*** Raw data
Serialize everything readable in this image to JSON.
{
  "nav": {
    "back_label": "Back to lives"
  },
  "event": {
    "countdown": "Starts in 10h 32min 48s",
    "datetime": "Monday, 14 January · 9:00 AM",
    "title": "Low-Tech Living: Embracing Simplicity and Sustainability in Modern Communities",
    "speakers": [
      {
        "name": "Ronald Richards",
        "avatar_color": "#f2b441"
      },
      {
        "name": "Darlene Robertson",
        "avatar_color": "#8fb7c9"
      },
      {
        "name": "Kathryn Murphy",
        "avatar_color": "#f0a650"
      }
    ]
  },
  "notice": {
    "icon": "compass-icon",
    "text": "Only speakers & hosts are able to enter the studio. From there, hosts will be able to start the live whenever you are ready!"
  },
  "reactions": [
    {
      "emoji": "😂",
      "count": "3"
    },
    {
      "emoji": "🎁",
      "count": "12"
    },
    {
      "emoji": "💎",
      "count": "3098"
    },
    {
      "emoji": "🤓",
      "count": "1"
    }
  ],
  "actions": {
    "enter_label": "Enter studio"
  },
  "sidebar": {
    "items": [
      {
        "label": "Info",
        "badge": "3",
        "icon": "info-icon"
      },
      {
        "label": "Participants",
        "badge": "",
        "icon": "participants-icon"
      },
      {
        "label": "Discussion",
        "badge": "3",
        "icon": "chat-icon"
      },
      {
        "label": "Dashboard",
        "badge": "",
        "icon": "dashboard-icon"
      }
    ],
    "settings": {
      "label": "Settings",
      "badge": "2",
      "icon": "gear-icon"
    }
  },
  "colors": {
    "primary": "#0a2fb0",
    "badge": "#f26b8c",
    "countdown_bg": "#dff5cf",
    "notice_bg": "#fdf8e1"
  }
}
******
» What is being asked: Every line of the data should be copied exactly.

» Answer section:
Serialize everything readable in this image to JSON.
{
  "nav": {
    "back_label": "Back to lives"
  },
  "event": {
    "countdown": "Starts in 10h 32min 48s",
    "datetime": "Monday, 14 January · 9:00 AM",
    "title": "Low-Tech Living: Embracing Simplicity and Sustainability in Modern Communities",
    "speakers": [
      {
        "name": "Ronald Richards",
        "avatar_color": "#f2b441"
      },
      {
        "name": "Darlene Robertson",
        "avatar_color": "#8fb7c9"
      },
      {
        "name": "Kathryn Murphy",
        "avatar_color": "#f0a650"
      }
    ]
  },
  "notice": {
    "icon": "compass-icon",
    "text": "Only speakers & hosts are able to enter the studio. From there, hosts will be able to start the live whenever you are ready!"
  },
  "reactions": [
    {
      "emoji": "😂",
      "count": "3"
    },
    {
      "emoji": "🎁",
      "count": "12"
    },
    {
      "emoji": "💎",
      "count": "3098"
    },
    {
      "emoji": "🤓",
      "count": "1"
    }
  ],
  "actions": {
    "enter_label": "Enter studio"
  },
  "sidebar": {
    "items": [
      {
        "label": "Info",
        "badge": "3",
        "icon": "info-icon"
      },
      {
        "label": "Participants",
        "badge": "",
        "icon": "participants-icon"
      },
      {
        "label": "Discussion",
        "badge": "3",
        "icon": "chat-icon"
      },
      {
        "label": "Dashboard",
        "badge": "",
        "icon": "dashboard-icon"
      }
    ],
    "settings": {
      "label": "Settings",
      "badge": "2",
      "icon": "gear-icon"
    }
  },
  "colors": {
    "primary": "#0a2fb0",
    "badge": "#f26b8c",
    "countdown_bg": "#dff5cf",
    "notice_bg": "#fdf8e1"
  }
}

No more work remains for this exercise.